Feeling Tired After Meals or Lunch Means Low Body O2
Are you tired after eating? As
we discussed before, night sleep is generally the most negative factor that
increases breathing and reduces body-oxygen levels. The following most
damaging factor is eating or meals, especially large ones. You can easily
prove that eating dramatically reduces your body-oxygen content using a simple
body-oxygen test (see the links below). It is a common effect
that body-oxygen test results are reduced by
up to 50% or 10 seconds due to ineffective breathing.
Consequently, most people feel tired
after eating. What are causes and the mechanism?
Overeating causes a serious biochemical shock
on the whole organism due to factors related to heavy breathing (or breathing
more than the medical norm). Heavy breathing reduces CO2 in the blood and that
causes constriction of blood vessels (see the image below) and the suppressed Bohr effect
(less oxygen is released in tissues). Both effects cause tissue hypoxia and
feeling tired after eating.
exhaustion after eating and even getting drowsy and falling asleep after meals
or a good lunch are typical signs of this biochemical shock. This effect of tiredness
after eating lunch or other meals is much stronger after eating less nutritious food
or junk food and especially overeating.
We start to generate free radicals in body cells causing
oxidative stress or damage to tissues, when the body-oxygen levels drop
below 20 seconds.
People with normal breathing parameters (or with more than 40 seconds for
the body-oxygen test) do not feel exhaustion after eating and can do light
physical exercise, like walking or gardening, with no problems. Furthermore,
normal breathing also means fast digestion or about 2 hours to digest a
normal or regular meal.
The same meal for a sick individual (e.g., with about 15 seconds for less for the CP or the body oxygen
test) usually require about 1-2 hours more to get digested.
The sick person would usually need a rest after a meal.
Dealing with fatigue after eating
The answer is simple: people used to have about 40-50 seconds for body
O2. With such O2 levels, people crave physical exercise and do not feel
tired after eating.
Feeling tired after meals, overbreathing and obesity
Many modern people, especially obese ones, feel sleepy and tired after eating.
This is due to ineffective breathing patterns. The answer to this common problem
and the most natural remedy for obesity is to slow down their breathing and achieve
more than a certain number (in seconds) for the body-oxygen test.
This number (that guarantees good energy levels and freedom from fatigue after meals) is provided right below here as your bonus content. It is less than 40-50 seconds mentioned above and below on this page.
Tweet or Share this page to reveal the bonus content.
Any time an overweight person eats complex carbohydrates or fats, his body-oxygen
levels and breathing immediately become much worse. Furthermore, hunger
for starches and fats indicate a state of stress and low body oxygen with
higher heart rate.

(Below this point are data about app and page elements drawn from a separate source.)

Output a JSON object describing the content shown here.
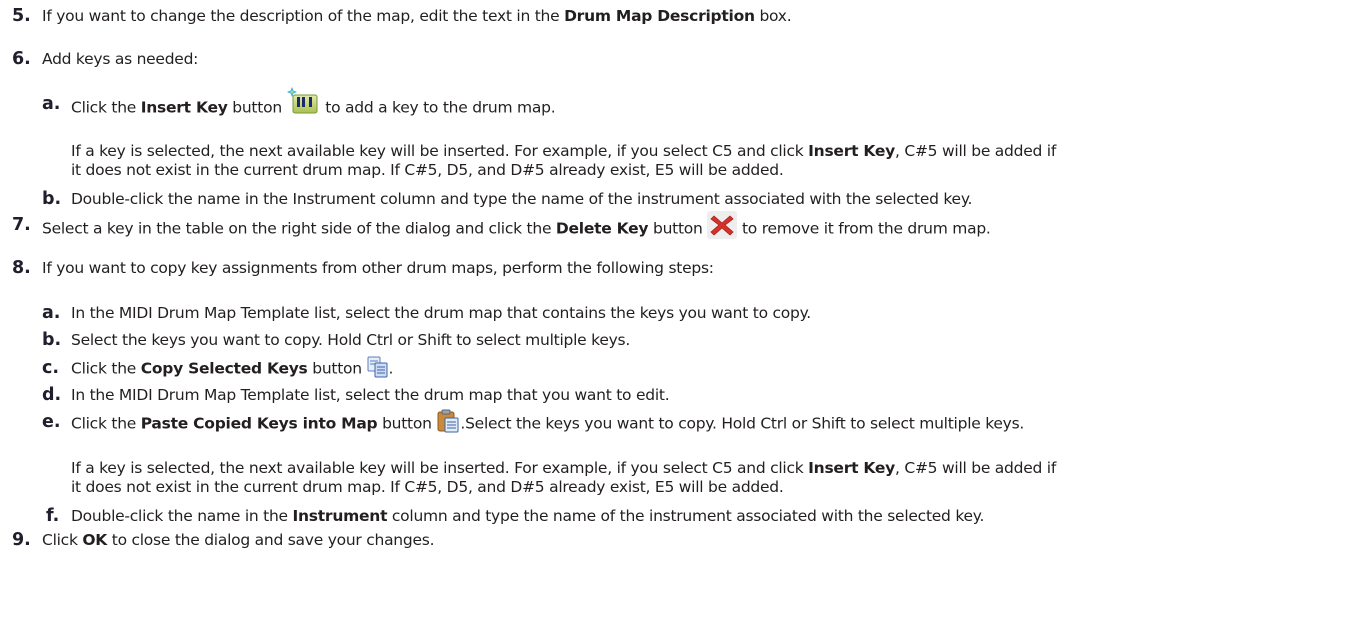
{
  "steps": {
    "s5": {
      "num": "5.",
      "t1": "If you want to change the description of the map, edit the text in the ",
      "b1": "Drum Map Description",
      "t2": " box."
    },
    "s6": {
      "num": "6.",
      "text": "Add keys as needed:",
      "a": {
        "letter": "a.",
        "t1": "Click the ",
        "b1": "Insert Key",
        "t2": " button",
        "t3": " to add a key to the drum map.",
        "icon": "insert-key-icon",
        "note1_t1": "If a key is selected, the next available key will be inserted. For example, if you select C5 and click ",
        "note1_b1": "Insert Key",
        "note1_t2": ", C#5 will be added if",
        "note2": "it does not exist in the current drum map. If C#5, D5, and D#5 already exist, E5 will be added."
      },
      "b": {
        "letter": "b.",
        "text": "Double-click the name in the Instrument column and type the name of the instrument associated with the selected key."
      }
    },
    "s7": {
      "num": "7.",
      "t1": "Select a key in the table on the right side of the dialog and click the ",
      "b1": "Delete Key",
      "t2": " button",
      "t3": " to remove it from the drum map.",
      "icon": "delete-key-icon"
    },
    "s8": {
      "num": "8.",
      "text": "If you want to copy key assignments from other drum maps, perform the following steps:",
      "a": {
        "letter": "a.",
        "text": "In the MIDI Drum Map Template list, select the drum map that contains the keys you want to copy."
      },
      "b": {
        "letter": "b.",
        "text": "Select the keys you want to copy. Hold Ctrl or Shift to select multiple keys."
      },
      "c": {
        "letter": "c.",
        "t1": "Click the ",
        "b1": "Copy Selected Keys",
        "t2": " button",
        "t3": ".",
        "icon": "copy-keys-icon"
      },
      "d": {
        "letter": "d.",
        "text": "In the MIDI Drum Map Template list, select the drum map that you want to edit."
      },
      "e": {
        "letter": "e.",
        "t1": "Click the ",
        "b1": "Paste Copied Keys into Map",
        "t2": " button",
        "t3": ".Select the keys you want to copy. Hold Ctrl or Shift to select multiple keys.",
        "icon": "paste-keys-icon",
        "note1_t1": "If a key is selected, the next available key will be inserted. For example, if you select C5 and click ",
        "note1_b1": "Insert Key",
        "note1_t2": ", C#5 will be added if",
        "note2": "it does not exist in the current drum map. If C#5, D5, and D#5 already exist, E5 will be added."
      },
      "f": {
        "letter": "f.",
        "t1": "Double-click the name in the ",
        "b1": "Instrument",
        "t2": " column and type the name of the instrument associated with the selected key."
      }
    },
    "s9": {
      "num": "9.",
      "t1": "Click ",
      "b1": "OK",
      "t2": " to close the dialog and save your changes."
    }
  },
  "colors": {
    "text": "#231f20",
    "number": "#1f1f2e",
    "delete_icon": "#d6322b"
  }
}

That immediately leads to feeling tired
Natural lifestyle choices before and after breathing retraining
Body oxygen < 30 s

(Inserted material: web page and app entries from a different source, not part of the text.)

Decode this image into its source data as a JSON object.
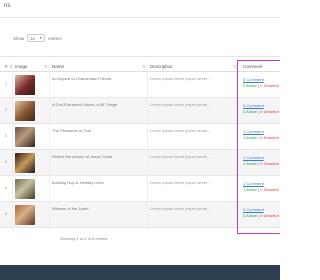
{
  "page": {
    "title": "ns"
  },
  "controls": {
    "show_label": "Show",
    "show_value": "10",
    "entries_label": "entries"
  },
  "table": {
    "headers": {
      "number": "#",
      "image": "Image",
      "name": "Name",
      "description": "Description",
      "comment": "Comment"
    },
    "rows": [
      {
        "number": "1",
        "name": "An Appeal to Charismatic Friends",
        "description": "Lorem ipsum lorem ipsum lorem ...",
        "comment_link": "0 Comment",
        "active": "0 Active",
        "inactive": "0 Deactive"
      },
      {
        "number": "2",
        "name": "A God Entranced Vision of All Things",
        "description": "Lorem ipsum lorem ipsum lorem ...",
        "comment_link": "0 Comment",
        "active": "0 Active",
        "inactive": "0 Deactive"
      },
      {
        "number": "3",
        "name": "The Pleasures of God",
        "description": "Lorem ipsum lorem ipsum lorem ...",
        "comment_link": "1 Comment",
        "active": "1 Active",
        "inactive": "0 Deactive"
      },
      {
        "number": "4",
        "name": "Reflect the person of Jesus Christ",
        "description": "Lorem ipsum lorem ipsum lorem ...",
        "comment_link": "1 Comment",
        "active": "1 Active",
        "inactive": "0 Deactive"
      },
      {
        "number": "5",
        "name": "Building Hop & Healthy Lives",
        "description": "Lorem ipsum lorem ipsum lorem ...",
        "comment_link": "1 Comment",
        "active": "1 Active",
        "inactive": "0 Deactive"
      },
      {
        "number": "6",
        "name": "Witness of the Lamb",
        "description": "Lorem ipsum lorem ipsum lorem ...",
        "comment_link": "0 Comment",
        "active": "0 Active",
        "inactive": "0 Deactive"
      }
    ]
  },
  "footer": {
    "info": "Showing 1 to 6 of 6 entries"
  },
  "colors": {
    "highlight": "#c23cbd",
    "footer_bar": "#2d3e50",
    "link": "#3a7ec8",
    "active": "#2e9b50",
    "inactive": "#dd4444"
  }
}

Body oxygen > 50 s
Medium, low, or very low
Desire to exercise
Not strong, but possible
Craving and joy of exercise
Intensive exercise with nose breathing

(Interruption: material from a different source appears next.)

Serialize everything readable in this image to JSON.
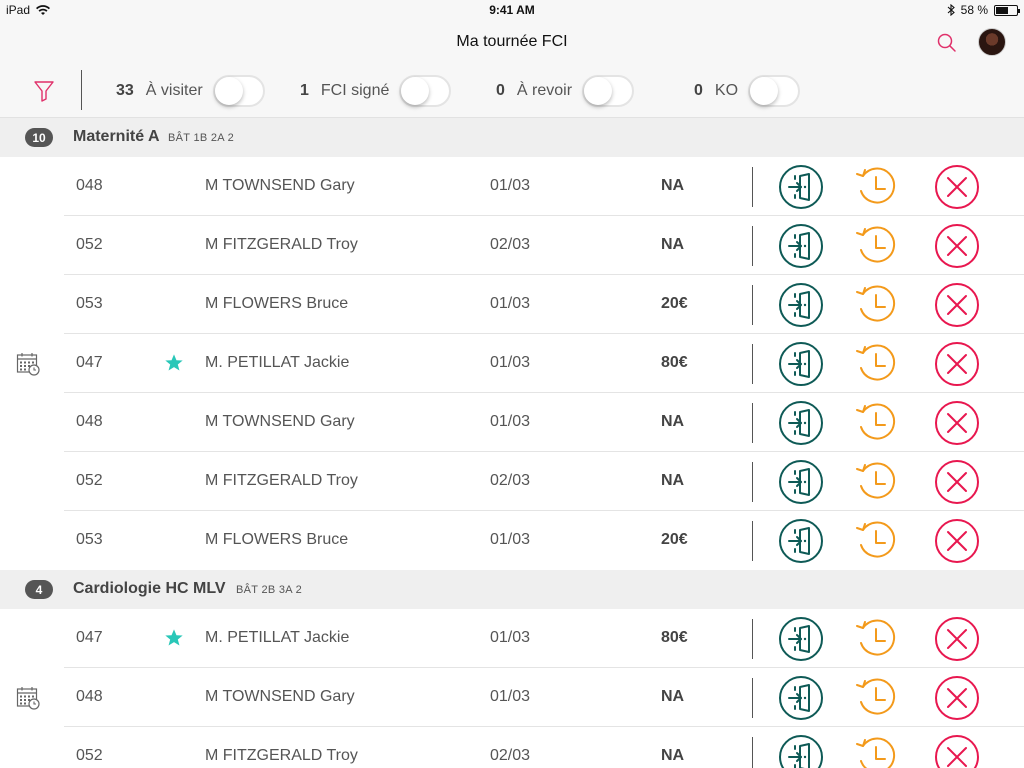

Hard or impossible
Easy and effortless
Typical mind states
Confusion, anxiety, depression
Focus, concentration, clarity
Craving for coffee, sugar and junk foods
Addictions to smoking, alcohol, and drugs
Desire to eat raw foods
Weak and rare
Very common and natural
Rare and requires efforts
Natural and automatic
Often of poor quality; > 7 hours
Excellent quality; < 5 hours naturally
While overbreathing and low body O2 are prime causes of feeling tired and
fatigued after meals, a common immediate cause of this problem can be Candida yeast
infection, or iodine dificiency. In cases of Candida, a person gets fatigue
after eating sweet things like table sugar or fruits. There are also symptoms
of iodine deficiency and a simple iodine test that you can find on this
site (maybe now) or online.